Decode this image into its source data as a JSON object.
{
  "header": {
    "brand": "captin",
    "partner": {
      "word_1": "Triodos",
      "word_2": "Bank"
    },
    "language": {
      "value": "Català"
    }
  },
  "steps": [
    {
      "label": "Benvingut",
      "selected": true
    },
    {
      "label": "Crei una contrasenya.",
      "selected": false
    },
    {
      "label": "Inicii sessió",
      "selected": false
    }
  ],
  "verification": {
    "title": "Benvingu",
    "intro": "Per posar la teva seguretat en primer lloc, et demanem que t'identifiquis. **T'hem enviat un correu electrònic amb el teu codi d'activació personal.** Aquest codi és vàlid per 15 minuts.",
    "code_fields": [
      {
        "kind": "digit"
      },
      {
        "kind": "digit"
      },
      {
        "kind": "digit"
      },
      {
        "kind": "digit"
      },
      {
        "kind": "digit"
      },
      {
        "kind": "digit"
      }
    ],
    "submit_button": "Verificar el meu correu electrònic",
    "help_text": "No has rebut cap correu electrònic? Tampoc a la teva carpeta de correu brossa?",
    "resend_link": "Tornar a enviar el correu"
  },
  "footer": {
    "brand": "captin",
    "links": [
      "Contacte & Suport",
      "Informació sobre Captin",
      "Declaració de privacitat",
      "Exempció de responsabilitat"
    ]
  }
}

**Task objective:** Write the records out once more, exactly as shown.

**Answer to this exercise:**
Decode this image into its source data as a JSON object.
{
  "header": {
    "brand": "captin",
    "partner": {
      "word_1": "Triodos",
      "word_2": "Bank"
    },
    "language": {
      "value": "Català"
    }
  },
  "steps": [
    {
      "label": "Benvingut",
      "selected": true
    },
    {
      "label": "Crei una contrasenya.",
      "selected": false
    },
    {
      "label": "Inicii sessió",
      "selected": false
    }
  ],
  "verification": {
    "title": "Benvingu",
    "intro": "Per posar la teva seguretat en primer lloc, et demanem que t'identifiquis. **T'hem enviat un correu electrònic amb el teu codi d'activació personal.** Aquest codi és vàlid per 15 minuts.",
    "code_fields": [
      {
        "kind": "digit"
      },
      {
        "kind": "digit"
      },
      {
        "kind": "digit"
      },
      {
        "kind": "digit"
      },
      {
        "kind": "digit"
      },
      {
        "kind": "digit"
      }
    ],
    "submit_button": "Verificar el meu correu electrònic",
    "help_text": "No has rebut cap correu electrònic? Tampoc a la teva carpeta de correu brossa?",
    "resend_link": "Tornar a enviar el correu"
  },
  "footer": {
    "brand": "captin",
    "links": [
      "Contacte & Suport",
      "Informació sobre Captin",
      "Declaració de privacitat",
      "Exempció de responsabilitat"
    ]
  }
}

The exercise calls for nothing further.